OR WAIT null SECS
A discussion on how difficulties accepting the drug addiction public health crisis is affecting the rate of care-seeking patients.
Emma McGinty, PhD, MS
The 2020 American Psychiatric Association (APA) Annual Meeting was cancelled this year, with plans made to convert the world-leading psychiatry conference into a two-part virtual session and educational platform for attendees.
In lieu of regular on-site coverage, HCPLive® will be running a series of interviews, insights, and reporting on topics that frequently headline the APA meeting—featuring familiar experts.
A recent study from a team of investigators at Johns Hopkins reported that one-third of primary care physicians did not endorse the use or benefit of opioid use disorder medications versus non-medication procedure.
The study, led by Emma McGinty, PhD, MS, showed a glaring need to increase such endorsement and willingness to prescribe the necessary therapies among physicians. It also highlighted the growing conversation around addiction stigma among care givers.

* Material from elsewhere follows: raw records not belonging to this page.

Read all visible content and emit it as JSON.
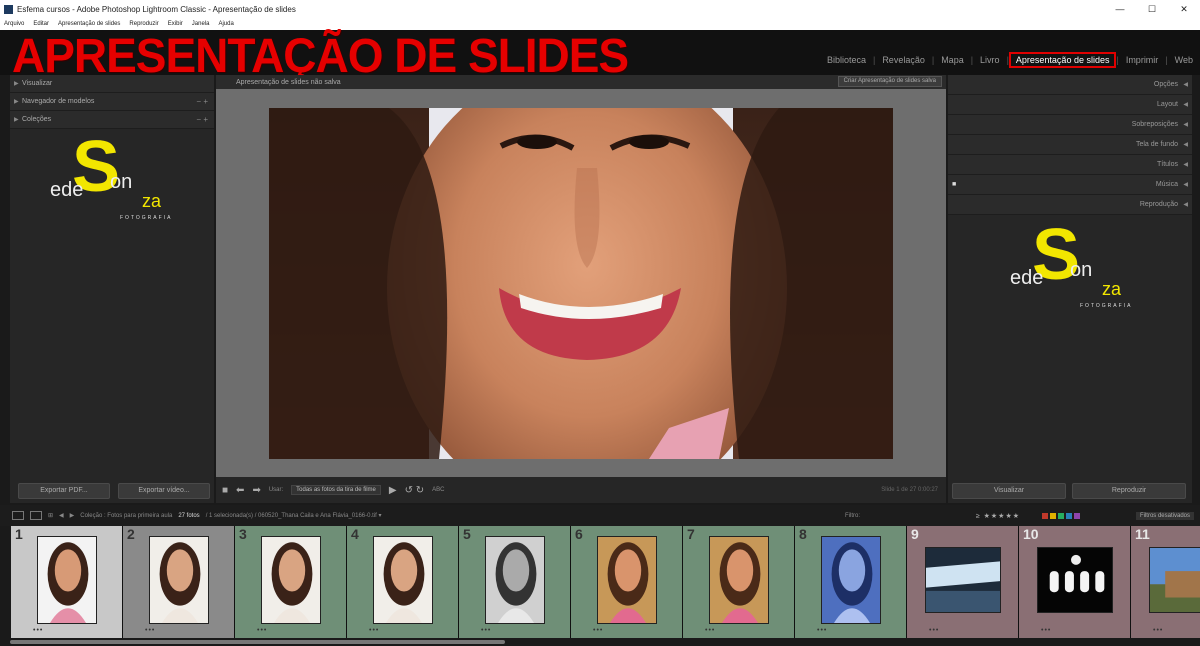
{
  "window": {
    "title": "Esfema cursos - Adobe Photoshop Lightroom Classic - Apresentação de slides",
    "minimize": "—",
    "maximize": "☐",
    "close": "✕"
  },
  "menu": [
    "Arquivo",
    "Editar",
    "Apresentação de slides",
    "Reproduzir",
    "Exibir",
    "Janela",
    "Ajuda"
  ],
  "overlay_title": "APRESENTAÇÃO DE SLIDES",
  "modules": [
    "Biblioteca",
    "Revelação",
    "Mapa",
    "Livro",
    "Apresentação de slides",
    "Imprimir",
    "Web"
  ],
  "active_module": "Apresentação de slides",
  "left_panel": {
    "sections": [
      "Visualizar",
      "Navegador de modelos",
      "Coleções"
    ],
    "export_pdf": "Exportar PDF...",
    "export_video": "Exportar vídeo..."
  },
  "logo": {
    "s": "S",
    "ede": "ede",
    "on": "on",
    "za": "za",
    "tagline": "FOTOGRAFIA"
  },
  "center": {
    "header": "Apresentação de slides não salva",
    "create_button": "Criar Apresentação de slides salva",
    "toolbar_use_label": "Usar:",
    "toolbar_use_value": "Todas as fotos da tira de filme",
    "toolbar_text_tool": "ABC",
    "slide_counter": "Slide 1 de 27  0:00:27"
  },
  "right_panel": {
    "sections": [
      "Opções",
      "Layout",
      "Sobreposições",
      "Tela de fundo",
      "Títulos",
      "Música",
      "Reprodução"
    ],
    "preview": "Visualizar",
    "play": "Reproduzir"
  },
  "filmstrip_bar": {
    "collection": "Coleção : Fotos para primeira aula",
    "count": "27 fotos",
    "selection": "/ 1 selecionada(s) / 060520_Thana Caila e Ana Flávia_0166-0.tif ▾",
    "filter_label": "Filtro:",
    "filters_off": "Filtros desativados",
    "colors": [
      "#c0392b",
      "#e0b100",
      "#27ae60",
      "#2980b9",
      "#8e44ad"
    ],
    "stars": "≥ ★★★★★"
  },
  "filmstrip": [
    {
      "n": "1",
      "bg": "#c8c8c8",
      "photo": "color",
      "dots": "•••"
    },
    {
      "n": "2",
      "bg": "#8a8a8a",
      "photo": "color-soft",
      "dots": "•••"
    },
    {
      "n": "3",
      "bg": "#6f8f77",
      "photo": "color-soft",
      "dots": "•••"
    },
    {
      "n": "4",
      "bg": "#6f8f77",
      "photo": "color-soft",
      "dots": "•••"
    },
    {
      "n": "5",
      "bg": "#6f8f77",
      "photo": "bw",
      "dots": "•••"
    },
    {
      "n": "6",
      "bg": "#6f8f77",
      "photo": "warm",
      "dots": "•••"
    },
    {
      "n": "7",
      "bg": "#6f8f77",
      "photo": "warm",
      "dots": "•••"
    },
    {
      "n": "8",
      "bg": "#6f8f77",
      "photo": "blue",
      "dots": "•••"
    },
    {
      "n": "9",
      "bg": "#8a6f74",
      "photo": "waterfall",
      "dots": "•••"
    },
    {
      "n": "10",
      "bg": "#8a6f74",
      "photo": "windows",
      "dots": "•••"
    },
    {
      "n": "11",
      "bg": "#8a6f74",
      "photo": "house",
      "dots": "•••"
    }
  ]
}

McGinty and Colleen L. Barry, PhD, recently wrote a perspective for The New England Journal of Medicine on the prevalence of public stigma in addiction care. The pair wrote that the health field can approach addiction stigma the same way by which they would approach other major public health issues: “by building and deploying a strong base of research evidence.”
In the first part of an interview with HCPLive, McGinty discussed stigma addiction, the burden of caregiver stigma on patients, and the cyclical nature of patients seeking to recover from addiction.
HCPLive: What exactly is the role of stigma in addiction? What does it look like? And how does it affect people going through their disease?
McGinty: There's various kinds of stigma, so just for the sake of clarity, I'll be clear that we in this piece are talking about public stigma—which is negative attitudes among the general public or other groups like healthcare providers toward people with addiction. And these negative attitudes are rooted and longstanding views in the US and other cultures as well—but particularly in the US—that addiction is a poor personal choice and a moral failing, as opposed to a treatable health condition.
So, this stigma is really very pervasive and is as high, or by some measures higher, among physicians relative to non-healthcare professionals. It affects everything that we do in often unconscious ways, it makes us less willing to interact with the stigmatized group— which might mean that you don't want that person as a neighbor. If you're a healthcare provider, it might mean you don't want them to ever walk across the threshold of your office, and you're reluctant to treat them.
HCPLive: It's imaginably a huge hurdle for a patient burdened with addiction—who may already struggle with the notion of seeking care due to these stigmas, to actually face stigma from a care provider once they've reached that threshold.
McGinty: It's a huge hurdle, right? People are reluctant to seek care, because they know that there is so much stigma. They are afraid of being stigmatized, or of people finding out that they have an addiction because they went and got treatment—and to then be confronted with sort of negative attitudes among the professionals who are meant to help.
Unfortunately, it's often the ultimate barrier to treatment. People crossed that first hurdle of getting through the door and seeking treatment, but then having a negative experience. And then, that's it for them.
HCPLive: Something that stood out in your piece was the call for addressing stigma through emphasizing what societally causes addiction—instead of individually. When you look at the individual with an addiction, that's when you could look at things that they may have done wrong, in your mind, to allow addiction to occur.
When we look at it from the scope of a public health crisis, it helps people understand that not only is this something difficult for one person to overcome—but for so many who are afflicted.
McGinty: I think that's exactly right. There's a large body of research coming out in the fields of communication and social psychology that has illustrated this principle in other contexts—this idea of focusing on the societal factors that are driving a problem, be it poverty, or in this case addiction, as opposed to the individual-level factors, is helpful at reducing stigma. Exactly as you said, it takes the laser focus away from the individual and zooms us out to think about all of the things that are outside of an individual's direct control that might put them at a lot higher risk for developing addiction.
HCPLive: It seems like a self-perpetuating issue, where stigma is feeding into so many different facets of an addiction patient's livelihood, that they're at a greater risk of not being able to get properly treated and overcome their disease. Is that something that you observe it as: a cyclical issue?
McGinty: You know, I've never thought of it in a cyclical sense, but I do think that that's accurate, in that addressing addiction stigma there are so many incentives to serve hiding one's addiction. And almost all of those incentives are due to stigma. If I tell people that I am experiencing addiction, I might lose my job, or I might not get the apartment that I'm applying for, or my family and friends may no longer want to be close with me.
So, there's this big incentive to hide one's addiction—which not only prevents people from seeking treatment and recovering, but it's also cyclical in the sense that we know that one of the really powerful tools to combat stigma is people coming out and telling their stories. That's normalizing it in some sense. It becomes not those demons in some city far away, but your next-door neighbor who you have dinner with every other Sunday who has experienced this problem.
It's very cyclical, in that sense, because stigma prevents people from doing that kind of disclosure. And because people aren't disclosing stigma, it is perpetuated.